[Interface dataset entries]
◆ ◆ ◆ ◆ ◆ ◆ ◆

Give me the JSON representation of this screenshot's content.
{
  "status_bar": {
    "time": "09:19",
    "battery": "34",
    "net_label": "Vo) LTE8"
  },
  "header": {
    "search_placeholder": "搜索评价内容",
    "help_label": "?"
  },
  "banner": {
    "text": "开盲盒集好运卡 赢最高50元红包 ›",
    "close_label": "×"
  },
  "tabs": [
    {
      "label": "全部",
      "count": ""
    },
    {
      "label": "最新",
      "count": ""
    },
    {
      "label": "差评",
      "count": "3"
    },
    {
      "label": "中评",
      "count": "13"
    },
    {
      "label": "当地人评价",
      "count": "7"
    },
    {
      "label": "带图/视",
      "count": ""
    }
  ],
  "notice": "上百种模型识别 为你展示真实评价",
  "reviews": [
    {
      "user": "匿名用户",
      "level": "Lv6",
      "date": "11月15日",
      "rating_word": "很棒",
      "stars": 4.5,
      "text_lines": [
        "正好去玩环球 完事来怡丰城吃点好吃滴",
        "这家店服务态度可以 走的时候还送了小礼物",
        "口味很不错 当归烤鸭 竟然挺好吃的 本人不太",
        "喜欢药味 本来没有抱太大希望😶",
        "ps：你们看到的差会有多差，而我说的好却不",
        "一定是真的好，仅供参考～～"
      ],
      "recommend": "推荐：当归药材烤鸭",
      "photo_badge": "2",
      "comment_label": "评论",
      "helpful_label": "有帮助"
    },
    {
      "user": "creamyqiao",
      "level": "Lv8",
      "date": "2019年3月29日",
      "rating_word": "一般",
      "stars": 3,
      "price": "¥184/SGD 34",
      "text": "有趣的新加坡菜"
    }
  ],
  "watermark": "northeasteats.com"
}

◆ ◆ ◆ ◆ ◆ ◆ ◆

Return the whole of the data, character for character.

Task solution.
Give me the JSON representation of this screenshot's content.
{
  "status_bar": {
    "time": "09:19",
    "battery": "34",
    "net_label": "Vo) LTE8"
  },
  "header": {
    "search_placeholder": "搜索评价内容",
    "help_label": "?"
  },
  "banner": {
    "text": "开盲盒集好运卡 赢最高50元红包 ›",
    "close_label": "×"
  },
  "tabs": [
    {
      "label": "全部",
      "count": ""
    },
    {
      "label": "最新",
      "count": ""
    },
    {
      "label": "差评",
      "count": "3"
    },
    {
      "label": "中评",
      "count": "13"
    },
    {
      "label": "当地人评价",
      "count": "7"
    },
    {
      "label": "带图/视",
      "count": ""
    }
  ],
  "notice": "上百种模型识别 为你展示真实评价",
  "reviews": [
    {
      "user": "匿名用户",
      "level": "Lv6",
      "date": "11月15日",
      "rating_word": "很棒",
      "stars": 4.5,
      "text_lines": [
        "正好去玩环球 完事来怡丰城吃点好吃滴",
        "这家店服务态度可以 走的时候还送了小礼物",
        "口味很不错 当归烤鸭 竟然挺好吃的 本人不太",
        "喜欢药味 本来没有抱太大希望😶",
        "ps：你们看到的差会有多差，而我说的好却不",
        "一定是真的好，仅供参考～～"
      ],
      "recommend": "推荐：当归药材烤鸭",
      "photo_badge": "2",
      "comment_label": "评论",
      "helpful_label": "有帮助"
    },
    {
      "user": "creamyqiao",
      "level": "Lv8",
      "date": "2019年3月29日",
      "rating_word": "一般",
      "stars": 3,
      "price": "¥184/SGD 34",
      "text": "有趣的新加坡菜"
    }
  ],
  "watermark": "northeasteats.com"
}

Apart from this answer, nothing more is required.